George himself needs little introduction. Interestingly enough, in his own life time he was famous for his books on differential equations which developed the symbolic method and which later turned into his foundational development of symbolic logic and, in hindsight, the computer sciences.

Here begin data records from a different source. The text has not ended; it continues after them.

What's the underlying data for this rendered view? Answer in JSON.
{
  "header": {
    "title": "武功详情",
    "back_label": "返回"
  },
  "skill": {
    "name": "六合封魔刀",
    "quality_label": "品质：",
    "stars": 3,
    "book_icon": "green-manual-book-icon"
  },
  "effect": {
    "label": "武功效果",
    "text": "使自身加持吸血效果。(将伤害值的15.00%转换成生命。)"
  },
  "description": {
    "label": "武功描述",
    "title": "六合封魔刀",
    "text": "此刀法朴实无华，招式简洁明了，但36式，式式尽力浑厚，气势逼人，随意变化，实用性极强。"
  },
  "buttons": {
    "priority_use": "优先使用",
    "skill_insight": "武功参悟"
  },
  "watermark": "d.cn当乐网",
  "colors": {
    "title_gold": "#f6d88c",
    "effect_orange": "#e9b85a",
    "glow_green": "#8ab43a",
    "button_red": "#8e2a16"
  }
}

Very interesting was the description of his character as extremely modest, never seeking fame.
- changing the fundamental view on how to write mathematics check
- modest in character check
Most important is George’s wife, Mary Everest Boole (niece of George Everest). She worked on didactics and mathematics education.
- mathematics education check
- success despite discrimination check.
Mary and George had four daughters but George unfortunately died the same year their youngest was born.
The eldest daughter, Mary Ellen Boole, married mathematician Charles Howard Hinton who coined the term tesseract and has a polytope named after him thanks to his work on visualization of 4 dimensional geometry.
- geometry and visualization check
I couldn’t find much on Margaret Boole except of, of course, her son and physicist Geoffrey Ingram Taylor.
- applied mathematics & physics check
Alicia Boole Stott worked in geometry, self-taught but so successfully that she received an honorary doctorate from the University of Groninen – and she gave us the the term “polytope”.
- geometry check
- overcoming discrimination check
- international collaborations check
To round things up Lucy Boole Everest was the first female professor of chemistry in England and collaborated with her nephew Geoffrey Ingram Taylor.
- extending to the sciences check
- collaborations across fields check
Finally, Ethel Lilian Boole Voynich became an author, most notably of The Gadfly. She was married to Wilfrid Michael Voynich of Voynich-manuscript fame.
- rebellious nature check
Quite an interesting family.
Boolean, Boole’s, Booles’
With all this we thought the family Boole would make an excellent namesake. Of course, George Boole’s name usually appears as “Boolean” in mathematics. To make a distinction we first turned to Boole’s, then, to stress that we have more in mind, to Booles’.
Our project is aimed to be as wide as their interests.
Next came the question which structure to pick. We chose to take our inspiration from Boolean rings since it has, well, a certain ring to it. It is the most open natured word of the bunch – less mathematical than algebra, less exclusive than group or network.
It is a simple and elegant word with many associations. From wiktionary:
ring A circumscribing object, (roughly) circular and hollow, looking like an annual ring, earring, finger ring etc.
Finally, Rings not Ring: inclusive, not exclusive, extendable, not restrictive, multi-faceted. That’s our goal.
Booles’ Rings – roughly circular.
Hey, that’s a good line ;)
- Thony Christie, 2011/08/22
Hi Peter thanks for the name check the several links and the friendly comments. Really enjoyed your story of your search for a blog collective name. You really should read Desmond MacHale’s Boole biography it’s one of the best science biographies that I’ve ever read.
- Peter, 2011/08/22 Thanks for your comment. I finally found a copy but summer is fleeting… As I wrote on Twitter, Booles’ Rings is not really a blog collective. It’s more about investigating the potential of wordpress as a platform for modern researcher homepages. (Not that this will stop us from writing in a more blogesque style ;) )